prog Archive

Video Roundup 2018

Covering DVDs and Blu-Rays takes more time than reviewing albums; I have to set up in my living room, with a recliner, a couple of cats and (generally) a good Scotch In order to do so. So with a general yet heartfelt apology for the delayed nature thereof, here’s my take on five titles released

I Talk to the Wind (and Other Instruments): The Ian McDonald Interview, Part Two

Continued from Part One… By 1976 McDonald was involved in the founding of a new and very different group. Joined by ex-Spooky Tooth guitarist Mick Jones and American singer Lou Gramm, McDonald launched Foreigner. The group would go onto become one of the biggest-selling acts of the rock era, and the music it made seemed

I Talk to the Wind (and Other Instruments): The Ian McDonald Interview, Part One

Ian McDonald’s career has taken some seemingly unexpected twists and turns. The singer, songwriter and instrumentalist played with an embryonic version of groundbreaking progressive rock group King Crimson, and was a key figure in the critical success of the band’s debut album. A few years later, he co-founded Foreigner, one of the most popular acts
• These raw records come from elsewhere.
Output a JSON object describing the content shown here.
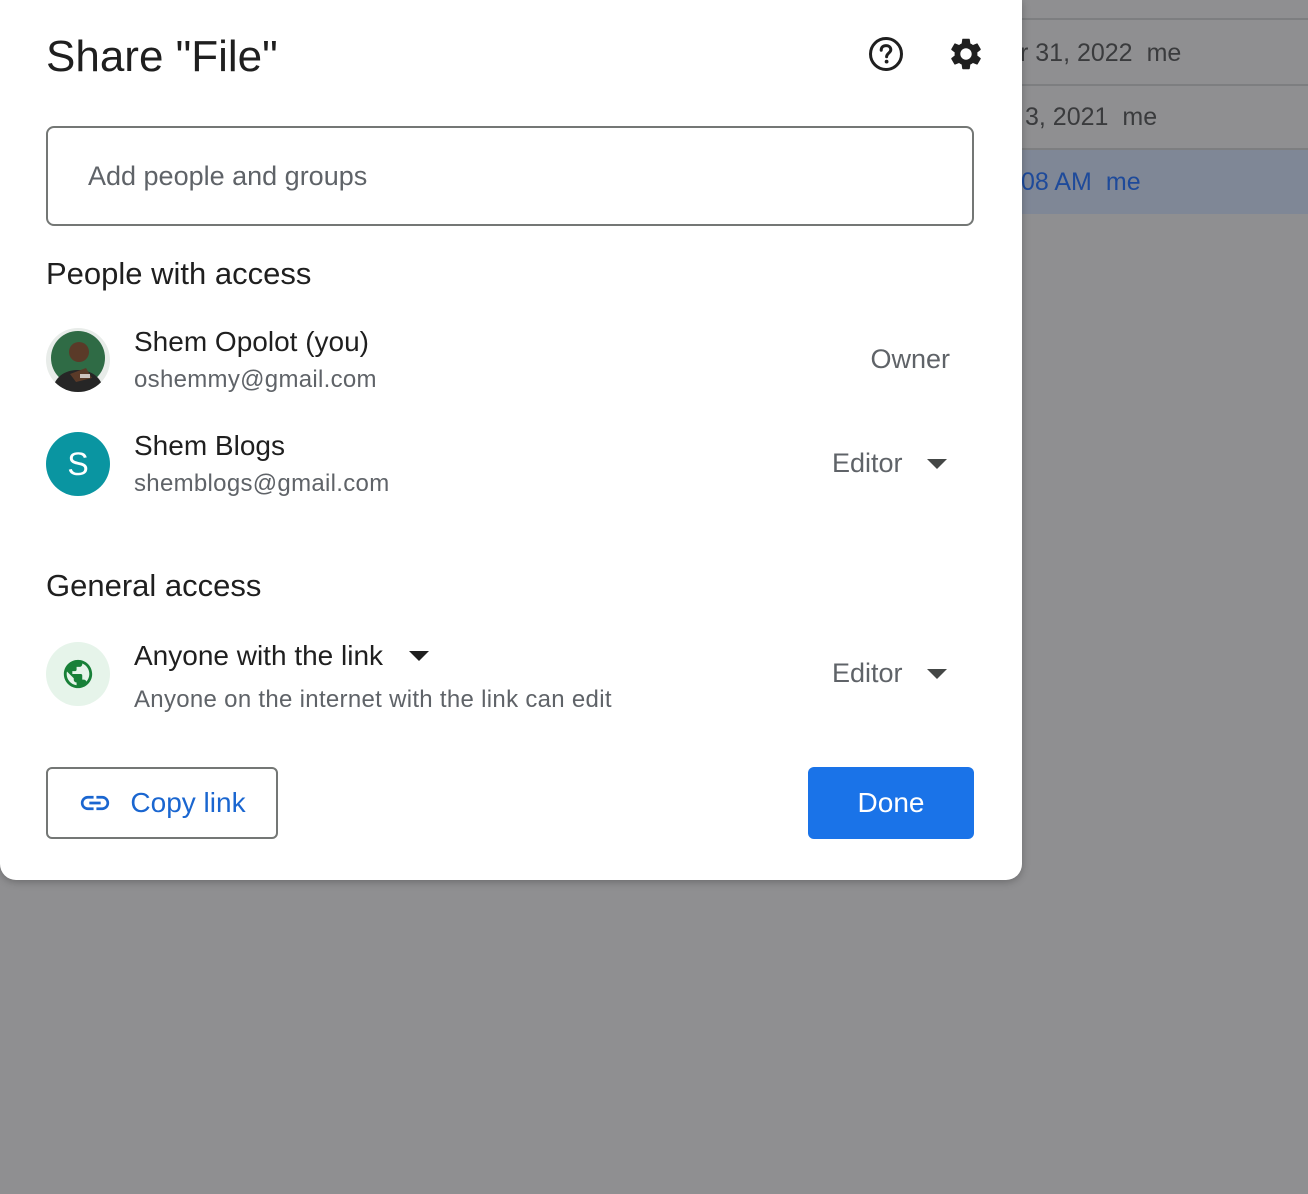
{
  "background_list": {
    "rows": [
      {
        "date": "",
        "owner": ""
      },
      {
        "date": "r 31, 2022",
        "owner": "me"
      },
      {
        "date": "3, 2021",
        "owner": "me"
      },
      {
        "date": "08 AM",
        "owner": "me"
      }
    ]
  },
  "dialog": {
    "title": "Share \"File\"",
    "help_icon": "help-circle-icon",
    "settings_icon": "gear-icon",
    "add_people": {
      "placeholder": "Add people and groups",
      "value": ""
    },
    "people_section_title": "People with access",
    "people": [
      {
        "name": "Shem Opolot (you)",
        "email": "oshemmy@gmail.com",
        "role": "Owner",
        "avatar": "photo"
      },
      {
        "name": "Shem Blogs",
        "email": "shemblogs@gmail.com",
        "role": "Editor",
        "avatar_letter": "S",
        "avatar_color": "#0a95a1"
      }
    ],
    "general_section_title": "General access",
    "general_access": {
      "scope": "Anyone with the link",
      "description": "Anyone on the internet with the link can edit",
      "role": "Editor",
      "icon": "globe-icon"
    },
    "copy_link_label": "Copy link",
    "done_label": "Done"
  },
  "colors": {
    "accent": "#1a73e8",
    "link_text": "#1a66d0",
    "overlay": "#8f8f91",
    "globe_bg": "#e6f4ea",
    "globe": "#188038"
  }
}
The Yuka & Chronoship Interview, Part Three

Continued from Part Two… Not lost in translation Both Funakoshi and Taguchi understand a bit of English, as evidenced when they would begin laughing or responding even before the interview questions were translated. But with the exception of the occasional guest vocal — like Curved Air’s Sonja Kristina’s lead on the Ship track “Tears of

The Yuka & Chronoship Interview, Part Two

Continued from Part One… The keyboardist’s gear While Funakoshi’s compositions lent themselves to a progressive context, it was a different story when it came to her her playing style. Prior to forming Yuka & Chronoship, the keyboardist had played acoustic piano; she had never laid hands on an electronic instrument, much less a synthesizer. “The

The Yuka & Chronoship Interview, Part One

Yuka Funakoshi’s musical journey has followed a circuitous path. The Japanese keyboardist, songwriter and vocalist was classically trained, but became an established presence in her home country’s J-pop scene. A decade-plus later, Funakoshi has released Ship, the fourth album credited to Yuka & Chronoship, a progressive quartet that — at first blush, anyway — seems

Hundred-word Reviews, December 2018

This will almost certainly be my last roundup of new releases – capsule review style – for 2018. Lots of great music came out this year; don’t let anyone tell you differently. As always, each of these albums deserves more coverage than I’m able to give here, and each warrants a spin (at least) by

A Look Back at the Tubes’ ‘Remote Control’

The Tubes were among the most outrageous of 1970s rock groups. With an impressively muscular and underrated instrumental foundation, the group – or at least lead singer Fee Waybill – acted out the band’s bizarre tunes live onstage. Songs like “White Punks on Dope,” “Don’t Touch Me There” and “Mondo Bondage” were clever to begin

Before and Beyond with Yes Guitarist Steve Howe

Progressive rock giant Yes is currently on tour celebrating the band’s 50-year anniversary. Today the group is led by Steve Howe, Yes’s longtime guitarist (he joined in 1970 and has been with the band through most of its albums). Just ahead of the tour, Howe took the time to answer a few questions about the

Album Review: Patrick Grant – Fields Amaze and Other Strange Music

Anything that crosses my desk and making mention of Philip Glass warrants a closer link. But the placid soundscapes of Glass’ work aren’t at all what you’ll find within Fields Amaze. This is a remixed, remastered, re-whatever of Patrick Grant’s 1998 work. Created for percussion and tuned instruments, it’s a varied collection of instrumentals that